# What you should do
Some lines below hold "true". Pick them out and copy them.

[Data records]

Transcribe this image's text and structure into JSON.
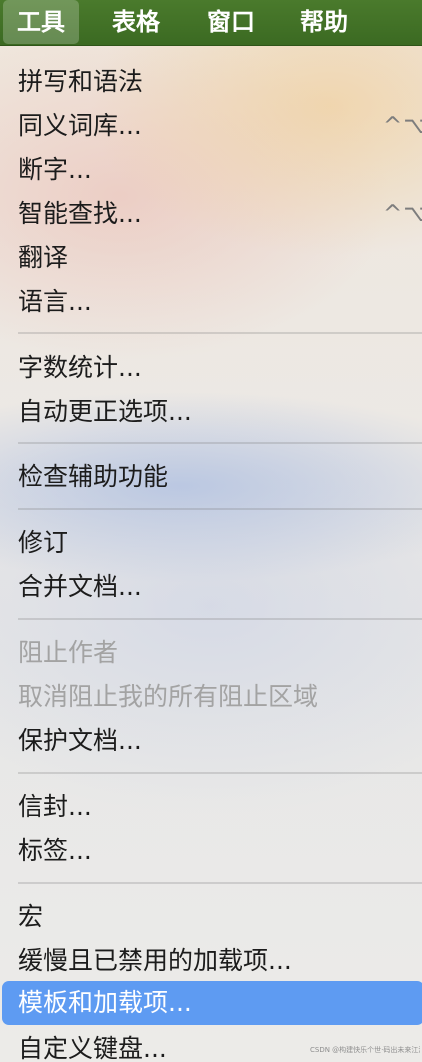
{
  "menubar": {
    "items": [
      {
        "label": "工具",
        "active": true
      },
      {
        "label": "表格",
        "active": false
      },
      {
        "label": "窗口",
        "active": false
      },
      {
        "label": "帮助",
        "active": false
      }
    ]
  },
  "menu": {
    "groups": [
      [
        {
          "label": "拼写和语法"
        },
        {
          "label": "同义词库...",
          "shortcut": "^⌥"
        },
        {
          "label": "断字..."
        },
        {
          "label": "智能查找...",
          "shortcut": "^⌥"
        },
        {
          "label": "翻译"
        },
        {
          "label": "语言..."
        }
      ],
      [
        {
          "label": "字数统计..."
        },
        {
          "label": "自动更正选项..."
        }
      ],
      [
        {
          "label": "检查辅助功能"
        }
      ],
      [
        {
          "label": "修订"
        },
        {
          "label": "合并文档..."
        }
      ],
      [
        {
          "label": "阻止作者",
          "disabled": true
        },
        {
          "label": "取消阻止我的所有阻止区域",
          "disabled": true
        },
        {
          "label": "保护文档..."
        }
      ],
      [
        {
          "label": "信封..."
        },
        {
          "label": "标签..."
        }
      ],
      [
        {
          "label": "宏"
        },
        {
          "label": "缓慢且已禁用的加载项..."
        },
        {
          "label": "模板和加载项...",
          "highlighted": true
        },
        {
          "label": "自定义键盘..."
        }
      ]
    ]
  },
  "watermark": "CSDN @构建快乐个世·码出未来江湖"
}
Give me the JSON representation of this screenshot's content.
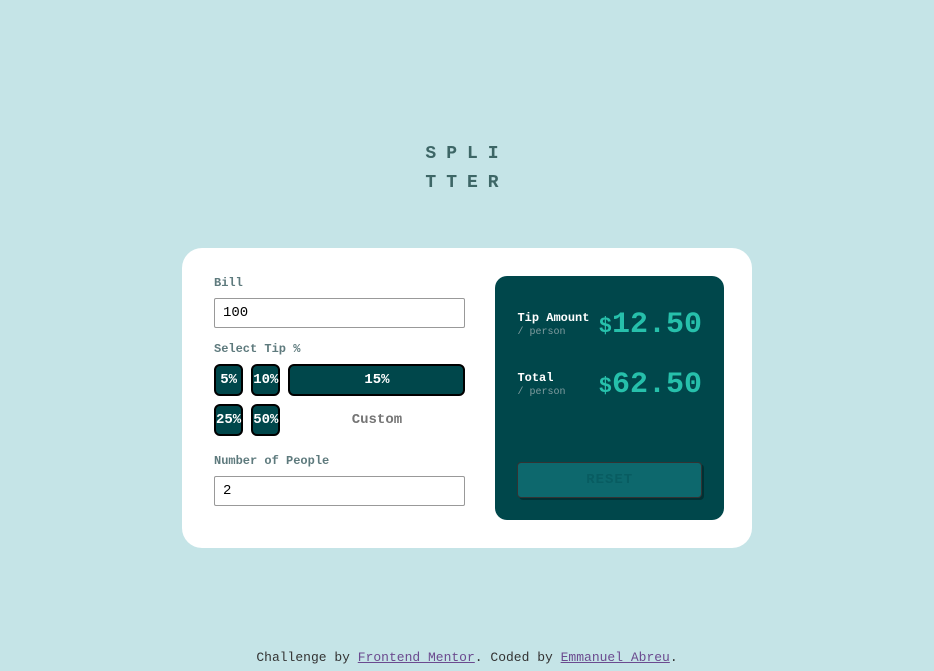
{
  "logo": {
    "line1": "SPLI",
    "line2": "TTER"
  },
  "left": {
    "bill_label": "Bill",
    "bill_value": "100",
    "tip_label": "Select Tip %",
    "tips": [
      "5%",
      "10%",
      "15%",
      "25%",
      "50%"
    ],
    "custom_placeholder": "Custom",
    "people_label": "Number of People",
    "people_value": "2"
  },
  "right": {
    "tip_amount_label": "Tip Amount",
    "per_person_label": "/ person",
    "tip_amount_value": "12.50",
    "total_label": "Total",
    "total_value": "62.50",
    "reset_label": "RESET"
  },
  "attribution": {
    "prefix": "Challenge by ",
    "link1": "Frontend Mentor",
    "mid": ". Coded by ",
    "link2": "Emmanuel Abreu",
    "suffix": "."
  }
}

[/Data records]

# Output for this task
        "active": true
          "disabled": true
          "disabled": true
          "highlighted": true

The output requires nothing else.